Moving on, Re A was an appeal against the “peremptory dismissal” by Judge Dodds of an application for a direction for DNA testing made on behalf of a 13-year-old girl in support of her application for a declaration of parentage. The language used by Judge Dodds in this case was really quite remarkable, suggesting to me that he was utterly exasperated with what he considered to be an unmeritorious and unnecessary application. Referring to the girl’s application he said:
“The lunatics have truly taken over the asylum … For heaven sake, in this day and age especially, just because the lunatic says, ‘I want, I want’, you do not have to respond by spoon feeding their every wish”.
He went on to comment: “Can I tell you how bitterly resentful I am at how much of my Saturday I spent reading this codswallop?” Needless to say, the Court of Appeal allowed the appeal. Lady Justice Black made the following comment:
“…the unrestrained and immoderate language used by the judge must, I am afraid, be deplored and is wholly unacceptable. Such bombast can only leave advocates seeking to present, on instructions, their cases to the court feeling browbeaten and impotent and, rightly, as though their lay clients have been denied a fair hearing.”
Lastly, Re P was another care case, involving a child of Polish parents. The parents were appealing against a decision of Judge Dodds to make a care order without giving proper consideration to the possibility that the child might live with other family members in Poland. When counsel for the mother raised that possibility, Judge Dodds dismissed it in short order, concluding with the words: “If you do not like it, there is always the Court of Appeal. Good luck.” Judge Dodds also suggested that counsel for the mother and the solicitor for the guardian (who also raised the question of investigations of relatives in Poland) were not thinking the matter through with sufficient intelligence by saying: “…this is a game of chess, not draughts. Any fool can play draughts and move one step at a time. It takes rather more skill to play chess where you have to think several moves ahead.” The Court of Appeal found that Judge Dodds had been in error, that the case had been conducted in a manner that was inappropriate and that Judge Dodds had ruled out at an inappropriately premature stage an option which should have been given normal assessment and full consideration. Accordingly, the care order was set aside and the case was sent back for re-hearing before a different judge.

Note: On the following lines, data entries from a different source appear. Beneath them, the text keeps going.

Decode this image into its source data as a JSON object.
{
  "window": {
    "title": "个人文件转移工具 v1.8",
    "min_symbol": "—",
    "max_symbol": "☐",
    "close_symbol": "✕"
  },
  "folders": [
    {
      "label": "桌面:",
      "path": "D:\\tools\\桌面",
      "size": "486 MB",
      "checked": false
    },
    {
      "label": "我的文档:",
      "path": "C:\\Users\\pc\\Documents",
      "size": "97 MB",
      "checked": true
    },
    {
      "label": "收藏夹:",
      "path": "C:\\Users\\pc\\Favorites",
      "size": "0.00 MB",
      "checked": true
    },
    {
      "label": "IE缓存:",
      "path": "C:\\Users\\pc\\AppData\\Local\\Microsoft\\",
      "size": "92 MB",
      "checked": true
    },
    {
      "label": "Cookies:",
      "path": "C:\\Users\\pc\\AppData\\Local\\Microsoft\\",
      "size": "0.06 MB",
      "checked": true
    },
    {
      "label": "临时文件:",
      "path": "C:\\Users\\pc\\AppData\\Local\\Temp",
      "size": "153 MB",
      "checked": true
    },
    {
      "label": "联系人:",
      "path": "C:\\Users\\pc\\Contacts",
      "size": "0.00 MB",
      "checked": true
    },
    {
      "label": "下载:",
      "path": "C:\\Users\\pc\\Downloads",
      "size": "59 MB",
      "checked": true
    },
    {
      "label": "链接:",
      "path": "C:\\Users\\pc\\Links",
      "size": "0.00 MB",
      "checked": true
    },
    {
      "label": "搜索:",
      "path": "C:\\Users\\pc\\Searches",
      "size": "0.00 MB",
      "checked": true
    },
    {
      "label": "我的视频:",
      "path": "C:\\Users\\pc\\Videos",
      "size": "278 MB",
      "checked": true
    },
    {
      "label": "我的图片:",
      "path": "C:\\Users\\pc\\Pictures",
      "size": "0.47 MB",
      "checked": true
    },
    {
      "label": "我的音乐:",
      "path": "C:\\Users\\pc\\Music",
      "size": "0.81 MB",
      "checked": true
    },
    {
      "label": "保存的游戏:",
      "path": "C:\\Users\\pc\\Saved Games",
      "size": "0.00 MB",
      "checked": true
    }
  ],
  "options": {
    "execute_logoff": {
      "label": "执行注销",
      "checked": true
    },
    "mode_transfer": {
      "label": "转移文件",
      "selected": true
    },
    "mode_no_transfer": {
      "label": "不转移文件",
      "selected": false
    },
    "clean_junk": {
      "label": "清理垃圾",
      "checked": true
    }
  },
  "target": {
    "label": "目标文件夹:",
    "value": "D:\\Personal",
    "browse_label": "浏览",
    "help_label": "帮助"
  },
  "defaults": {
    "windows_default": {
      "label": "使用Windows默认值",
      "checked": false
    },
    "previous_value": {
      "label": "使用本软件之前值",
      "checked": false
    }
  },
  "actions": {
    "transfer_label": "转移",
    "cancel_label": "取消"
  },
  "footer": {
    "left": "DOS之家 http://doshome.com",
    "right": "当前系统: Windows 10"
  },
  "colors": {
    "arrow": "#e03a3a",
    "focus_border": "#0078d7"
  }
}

Now, I’m not going to condone what happened in these cases, or attempt to trivialise what were extremely serious decisions with extremely serious consequences. However, as I said here previously, judges are only human. Sometimes they make mistakes, just like anyone else. Sometimes they express feelings that they shouldn’t, even if many judges have similar feelings. And do not forget that they are under great pressure for speed and efficient use of resources, as Lord Justice McCombe pointed out in Re P. In short, judges have bad days too.
The JCIO statement regarding Judge Dodds can be found here. The judgments in Re S-W, Re A andRe P can be found here, here and here.